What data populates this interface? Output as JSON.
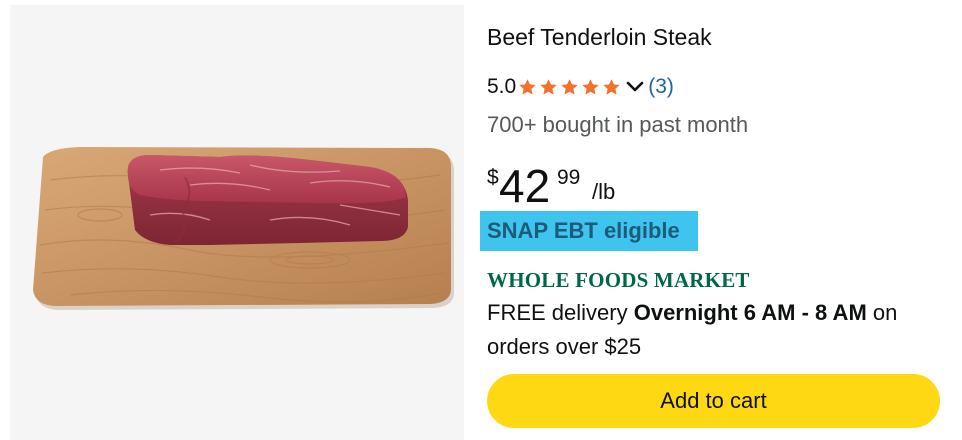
{
  "product": {
    "image_alt": "Beef tenderloin steak on a wooden cutting board",
    "title": "Beef Tenderloin Steak",
    "rating": {
      "value": "5.0",
      "stars": 5,
      "star_color": "#f3702d",
      "count_label": "(3)",
      "expand_icon": "chevron-down-icon"
    },
    "bought_text": "700+ bought in past month",
    "price": {
      "symbol": "$",
      "whole": "42",
      "fraction": "99",
      "unit": "/lb"
    },
    "snap_badge": "SNAP EBT eligible",
    "store_logo": "WHOLE FOODS MARKET",
    "delivery": {
      "prefix": "FREE delivery",
      "window": "Overnight 6 AM - 8 AM",
      "suffix": "on orders over $25"
    },
    "add_to_cart_label": "Add to cart"
  },
  "colors": {
    "snap_badge_bg": "#3ec4ef",
    "button_bg": "#ffd814",
    "link": "#2162a1",
    "wfm_green": "#00674b"
  }
}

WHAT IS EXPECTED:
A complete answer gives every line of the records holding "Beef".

ANSWER TO THE EXERCISE:
    "image_alt": "Beef tenderloin steak on a wooden cutting board",
    "title": "Beef Tenderloin Steak",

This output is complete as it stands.